YOUR OBJECTIVE:
Nothing should be left out: write out the whole listing exactly.

TASK DATA:
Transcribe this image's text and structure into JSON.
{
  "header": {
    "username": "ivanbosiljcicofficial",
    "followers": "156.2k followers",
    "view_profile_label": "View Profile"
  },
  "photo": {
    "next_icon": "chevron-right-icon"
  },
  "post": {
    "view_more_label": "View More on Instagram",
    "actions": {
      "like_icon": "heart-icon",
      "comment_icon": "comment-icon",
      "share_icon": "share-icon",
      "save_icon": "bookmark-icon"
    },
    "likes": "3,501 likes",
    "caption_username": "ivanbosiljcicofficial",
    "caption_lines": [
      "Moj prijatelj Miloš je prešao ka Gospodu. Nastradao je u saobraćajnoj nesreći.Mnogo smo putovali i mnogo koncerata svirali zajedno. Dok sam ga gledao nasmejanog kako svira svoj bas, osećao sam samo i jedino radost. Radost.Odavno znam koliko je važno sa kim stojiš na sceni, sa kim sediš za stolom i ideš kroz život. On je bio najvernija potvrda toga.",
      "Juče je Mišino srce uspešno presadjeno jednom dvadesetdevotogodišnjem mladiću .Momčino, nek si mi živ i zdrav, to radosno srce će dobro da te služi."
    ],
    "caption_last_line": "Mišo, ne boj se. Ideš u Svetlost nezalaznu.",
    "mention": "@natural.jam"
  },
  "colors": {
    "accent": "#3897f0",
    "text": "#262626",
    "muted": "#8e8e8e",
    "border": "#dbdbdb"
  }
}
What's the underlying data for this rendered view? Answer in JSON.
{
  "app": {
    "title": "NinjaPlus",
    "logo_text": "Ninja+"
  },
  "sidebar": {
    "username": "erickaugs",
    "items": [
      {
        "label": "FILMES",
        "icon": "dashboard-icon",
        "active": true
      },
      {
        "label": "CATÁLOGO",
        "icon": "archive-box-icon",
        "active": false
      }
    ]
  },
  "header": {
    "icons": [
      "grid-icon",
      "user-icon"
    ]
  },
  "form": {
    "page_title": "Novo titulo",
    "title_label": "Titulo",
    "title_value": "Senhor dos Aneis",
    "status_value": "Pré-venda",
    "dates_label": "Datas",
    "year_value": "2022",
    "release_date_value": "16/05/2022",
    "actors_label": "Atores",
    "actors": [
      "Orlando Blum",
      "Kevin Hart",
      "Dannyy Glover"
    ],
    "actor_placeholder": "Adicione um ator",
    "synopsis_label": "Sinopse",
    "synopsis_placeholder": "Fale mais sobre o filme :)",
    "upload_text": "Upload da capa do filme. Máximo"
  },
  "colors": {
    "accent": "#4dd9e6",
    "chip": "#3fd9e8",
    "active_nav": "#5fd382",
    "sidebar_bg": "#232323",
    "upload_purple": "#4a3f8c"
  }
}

YOUR RESPONSE:
Transcribe this image's text and structure into JSON.
{
  "header": {
    "username": "ivanbosiljcicofficial",
    "followers": "156.2k followers",
    "view_profile_label": "View Profile"
  },
  "photo": {
    "next_icon": "chevron-right-icon"
  },
  "post": {
    "view_more_label": "View More on Instagram",
    "actions": {
      "like_icon": "heart-icon",
      "comment_icon": "comment-icon",
      "share_icon": "share-icon",
      "save_icon": "bookmark-icon"
    },
    "likes": "3,501 likes",
    "caption_username": "ivanbosiljcicofficial",
    "caption_lines": [
      "Moj prijatelj Miloš je prešao ka Gospodu. Nastradao je u saobraćajnoj nesreći.Mnogo smo putovali i mnogo koncerata svirali zajedno. Dok sam ga gledao nasmejanog kako svira svoj bas, osećao sam samo i jedino radost. Radost.Odavno znam koliko je važno sa kim stojiš na sceni, sa kim sediš za stolom i ideš kroz život. On je bio najvernija potvrda toga.",
      "Juče je Mišino srce uspešno presadjeno jednom dvadesetdevotogodišnjem mladiću .Momčino, nek si mi živ i zdrav, to radosno srce će dobro da te služi."
    ],
    "caption_last_line": "Mišo, ne boj se. Ideš u Svetlost nezalaznu.",
    "mention": "@natural.jam"
  },
  "colors": {
    "accent": "#3897f0",
    "text": "#262626",
    "muted": "#8e8e8e",
    "border": "#dbdbdb"
  }
}
What's the underlying data for this rendered view? Answer in JSON.
{
  "app": {
    "title": "NinjaPlus",
    "logo_text": "Ninja+"
  },
  "sidebar": {
    "username": "erickaugs",
    "items": [
      {
        "label": "FILMES",
        "icon": "dashboard-icon",
        "active": true
      },
      {
        "label": "CATÁLOGO",
        "icon": "archive-box-icon",
        "active": false
      }
    ]
  },
  "header": {
    "icons": [
      "grid-icon",
      "user-icon"
    ]
  },
  "form": {
    "page_title": "Novo titulo",
    "title_label": "Titulo",
    "title_value": "Senhor dos Aneis",
    "status_value": "Pré-venda",
    "dates_label": "Datas",
    "year_value": "2022",
    "release_date_value": "16/05/2022",
    "actors_label": "Atores",
    "actors": [
      "Orlando Blum",
      "Kevin Hart",
      "Dannyy Glover"
    ],
    "actor_placeholder": "Adicione um ator",
    "synopsis_label": "Sinopse",
    "synopsis_placeholder": "Fale mais sobre o filme :)",
    "upload_text": "Upload da capa do filme. Máximo"
  },
  "colors": {
    "accent": "#4dd9e6",
    "chip": "#3fd9e8",
    "active_nav": "#5fd382",
    "sidebar_bg": "#232323",
    "upload_purple": "#4a3f8c"
  }
}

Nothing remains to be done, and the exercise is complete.